First, the SCHADEX method has been applied in present time over different climatic contexts (France, Austria, Canada and Norway), thanks to several colorations with academic and industrial partners. A sensitivity analysis allowed to quantify the extreme flood estimation sensitivity to rainfall hazard, catchment saturation hazard and rainfall-runoff transformation, independently. The results showed a large sensitivity of SCHADEX flood estimations to the rainfall hazard and to the rainfall-runoff transformation.

Using the sensitivity analysis results, tests have been done in order to estimate the future evolution of “key” variables previously identified. New climate model outputs (done within the CMIP5 project) have been analyzed and used for determining future frequency of rainfall events and future catchment saturation conditions. Considering these simulated evolutions within the SCHADEX method lead to a significant decrease of simulated extreme floods. In order to predict the future intensity of rainfall events with air temperature simulated series, tests have been performed on several hundred of French catchment rainfall series, trying to link observed air temperature with observed rainfall event intensity. The results obtained show a mean heavy rainfall intensity increase of 6% per degree of air temperature rise, at the daily timescale. Nevertheless, supplementary tests are needed in order to estimate the timestep and the temperature range at which this rainfall event intensity increase is valid. Finally, these different future evolutions have all been used as inputs of the SCHADEX method.

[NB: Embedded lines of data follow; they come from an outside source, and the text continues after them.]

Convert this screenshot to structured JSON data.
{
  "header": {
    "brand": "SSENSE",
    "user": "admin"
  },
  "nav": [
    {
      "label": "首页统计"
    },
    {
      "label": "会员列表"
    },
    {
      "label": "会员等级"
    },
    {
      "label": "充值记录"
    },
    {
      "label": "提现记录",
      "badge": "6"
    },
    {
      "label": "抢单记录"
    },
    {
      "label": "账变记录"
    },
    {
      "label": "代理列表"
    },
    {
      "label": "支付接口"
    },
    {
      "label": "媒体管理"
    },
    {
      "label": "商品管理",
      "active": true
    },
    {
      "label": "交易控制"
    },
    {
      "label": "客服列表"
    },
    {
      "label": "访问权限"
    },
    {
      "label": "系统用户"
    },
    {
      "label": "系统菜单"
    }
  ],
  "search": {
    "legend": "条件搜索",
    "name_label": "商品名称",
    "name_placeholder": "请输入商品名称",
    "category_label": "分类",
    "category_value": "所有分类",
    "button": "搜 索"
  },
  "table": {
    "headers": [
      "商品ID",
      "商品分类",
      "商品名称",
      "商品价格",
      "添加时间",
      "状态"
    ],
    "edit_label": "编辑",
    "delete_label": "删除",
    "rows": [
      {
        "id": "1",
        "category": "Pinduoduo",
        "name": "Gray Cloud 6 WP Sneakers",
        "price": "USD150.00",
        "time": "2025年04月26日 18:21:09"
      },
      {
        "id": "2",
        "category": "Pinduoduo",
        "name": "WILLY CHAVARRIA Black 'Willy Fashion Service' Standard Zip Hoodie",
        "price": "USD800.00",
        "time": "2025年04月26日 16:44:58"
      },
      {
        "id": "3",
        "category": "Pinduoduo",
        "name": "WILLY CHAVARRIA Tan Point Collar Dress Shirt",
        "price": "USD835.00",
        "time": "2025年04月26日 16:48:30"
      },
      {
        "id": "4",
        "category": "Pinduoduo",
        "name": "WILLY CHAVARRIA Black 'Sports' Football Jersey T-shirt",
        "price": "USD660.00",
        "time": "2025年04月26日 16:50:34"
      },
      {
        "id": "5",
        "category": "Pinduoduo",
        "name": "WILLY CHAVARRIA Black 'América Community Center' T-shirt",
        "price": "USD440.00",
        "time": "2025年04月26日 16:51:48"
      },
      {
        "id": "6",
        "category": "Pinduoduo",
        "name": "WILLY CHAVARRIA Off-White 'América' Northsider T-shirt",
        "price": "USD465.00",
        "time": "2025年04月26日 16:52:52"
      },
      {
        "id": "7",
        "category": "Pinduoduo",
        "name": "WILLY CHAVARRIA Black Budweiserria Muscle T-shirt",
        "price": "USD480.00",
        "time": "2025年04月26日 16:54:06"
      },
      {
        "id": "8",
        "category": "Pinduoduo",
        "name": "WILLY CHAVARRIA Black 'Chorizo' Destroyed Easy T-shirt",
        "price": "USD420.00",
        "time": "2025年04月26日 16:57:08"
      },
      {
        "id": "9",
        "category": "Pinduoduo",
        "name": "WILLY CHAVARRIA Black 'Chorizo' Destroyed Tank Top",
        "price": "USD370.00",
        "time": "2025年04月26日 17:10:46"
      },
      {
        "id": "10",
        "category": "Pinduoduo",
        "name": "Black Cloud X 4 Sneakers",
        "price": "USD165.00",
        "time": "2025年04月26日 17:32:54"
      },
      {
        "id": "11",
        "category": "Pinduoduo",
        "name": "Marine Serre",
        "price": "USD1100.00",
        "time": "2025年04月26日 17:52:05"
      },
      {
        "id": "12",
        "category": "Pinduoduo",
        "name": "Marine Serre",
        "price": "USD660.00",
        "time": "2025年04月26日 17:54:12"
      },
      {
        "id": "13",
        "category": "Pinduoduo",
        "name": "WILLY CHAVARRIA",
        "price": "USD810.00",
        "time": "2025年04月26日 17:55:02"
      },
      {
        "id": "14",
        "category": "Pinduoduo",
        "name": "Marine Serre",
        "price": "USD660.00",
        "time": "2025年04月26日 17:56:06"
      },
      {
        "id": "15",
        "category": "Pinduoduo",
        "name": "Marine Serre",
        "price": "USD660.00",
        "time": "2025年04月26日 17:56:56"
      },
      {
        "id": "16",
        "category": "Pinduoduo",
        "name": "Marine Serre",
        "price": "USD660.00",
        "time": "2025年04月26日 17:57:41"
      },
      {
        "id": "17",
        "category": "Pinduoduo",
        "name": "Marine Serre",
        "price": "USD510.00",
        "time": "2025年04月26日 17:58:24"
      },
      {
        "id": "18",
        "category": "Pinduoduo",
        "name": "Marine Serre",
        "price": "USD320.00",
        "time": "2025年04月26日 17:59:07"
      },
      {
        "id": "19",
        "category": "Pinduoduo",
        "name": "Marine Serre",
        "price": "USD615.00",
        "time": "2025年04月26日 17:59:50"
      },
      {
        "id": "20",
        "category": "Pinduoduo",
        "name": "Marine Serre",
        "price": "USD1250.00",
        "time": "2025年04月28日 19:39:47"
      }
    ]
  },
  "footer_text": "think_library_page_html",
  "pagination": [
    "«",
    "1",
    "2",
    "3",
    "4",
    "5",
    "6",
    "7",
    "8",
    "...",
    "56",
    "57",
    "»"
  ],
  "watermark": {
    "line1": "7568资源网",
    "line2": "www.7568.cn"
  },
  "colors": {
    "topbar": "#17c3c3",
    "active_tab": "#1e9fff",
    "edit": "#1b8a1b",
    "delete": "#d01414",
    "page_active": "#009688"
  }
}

This last test showed the difficulty to quantify the impact of climate change on extreme floods due to a combination of extreme flood decrease factors (extreme flood decrease due both to future rainfall event frequency and catchment saturation condition evolution) and extreme flood increase factor (extreme flood increase due to an increase of future rainfall event intensity ).

Even if the extreme flood estimation sensitivity analysis has raised numerous questions about the rainfall-runoff model calibration within the SCHADEX method, quantifying the future rainfall event intensity is the key question for the extreme rainfall and flood predetermination in a climate change context.

Evaluation commitee


4-month stay in Vancouver (August to November 2011)

3-week stay in Halle (Saale), Germany (November 2012)